> _AIM OF THE TASK_:
Among the lines below, return each one that contains the word "title".
::::::::
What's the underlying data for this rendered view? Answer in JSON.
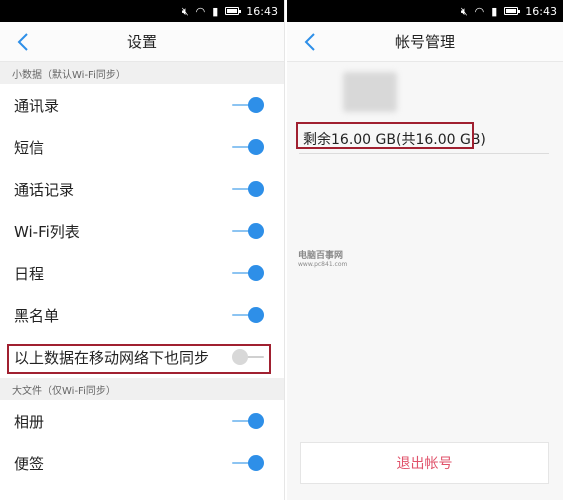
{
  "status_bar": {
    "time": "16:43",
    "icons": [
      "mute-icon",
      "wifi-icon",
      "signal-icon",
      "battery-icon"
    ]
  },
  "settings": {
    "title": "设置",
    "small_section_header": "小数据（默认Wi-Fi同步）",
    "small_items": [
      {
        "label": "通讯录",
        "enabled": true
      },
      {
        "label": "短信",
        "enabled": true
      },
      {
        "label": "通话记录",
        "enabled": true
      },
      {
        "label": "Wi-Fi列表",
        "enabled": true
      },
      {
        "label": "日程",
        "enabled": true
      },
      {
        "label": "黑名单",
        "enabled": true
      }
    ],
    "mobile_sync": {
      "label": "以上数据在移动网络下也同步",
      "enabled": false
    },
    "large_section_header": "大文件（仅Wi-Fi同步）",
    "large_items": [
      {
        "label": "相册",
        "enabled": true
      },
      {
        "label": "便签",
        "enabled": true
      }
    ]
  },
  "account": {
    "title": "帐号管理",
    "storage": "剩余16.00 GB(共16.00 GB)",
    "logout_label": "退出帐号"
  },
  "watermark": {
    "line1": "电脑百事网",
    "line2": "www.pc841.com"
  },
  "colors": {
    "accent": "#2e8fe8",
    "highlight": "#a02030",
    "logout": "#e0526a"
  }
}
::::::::
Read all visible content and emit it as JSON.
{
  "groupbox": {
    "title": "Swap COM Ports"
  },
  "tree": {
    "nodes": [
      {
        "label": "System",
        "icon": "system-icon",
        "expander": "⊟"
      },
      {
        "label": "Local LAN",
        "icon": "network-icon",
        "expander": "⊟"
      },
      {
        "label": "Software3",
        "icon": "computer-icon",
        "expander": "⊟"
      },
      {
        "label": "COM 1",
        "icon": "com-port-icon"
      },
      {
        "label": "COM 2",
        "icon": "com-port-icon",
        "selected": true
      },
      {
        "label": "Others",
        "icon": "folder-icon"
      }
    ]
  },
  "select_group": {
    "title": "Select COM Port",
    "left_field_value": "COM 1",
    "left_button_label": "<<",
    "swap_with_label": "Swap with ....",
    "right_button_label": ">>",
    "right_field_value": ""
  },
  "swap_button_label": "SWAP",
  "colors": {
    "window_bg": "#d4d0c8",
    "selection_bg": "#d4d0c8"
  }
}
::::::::
> _SOLUTION FOR THIS PROBLEM_:
    "title": "设置",
    "title": "帐号管理",
    "title": "Swap COM Ports"
    "title": "Select COM Port",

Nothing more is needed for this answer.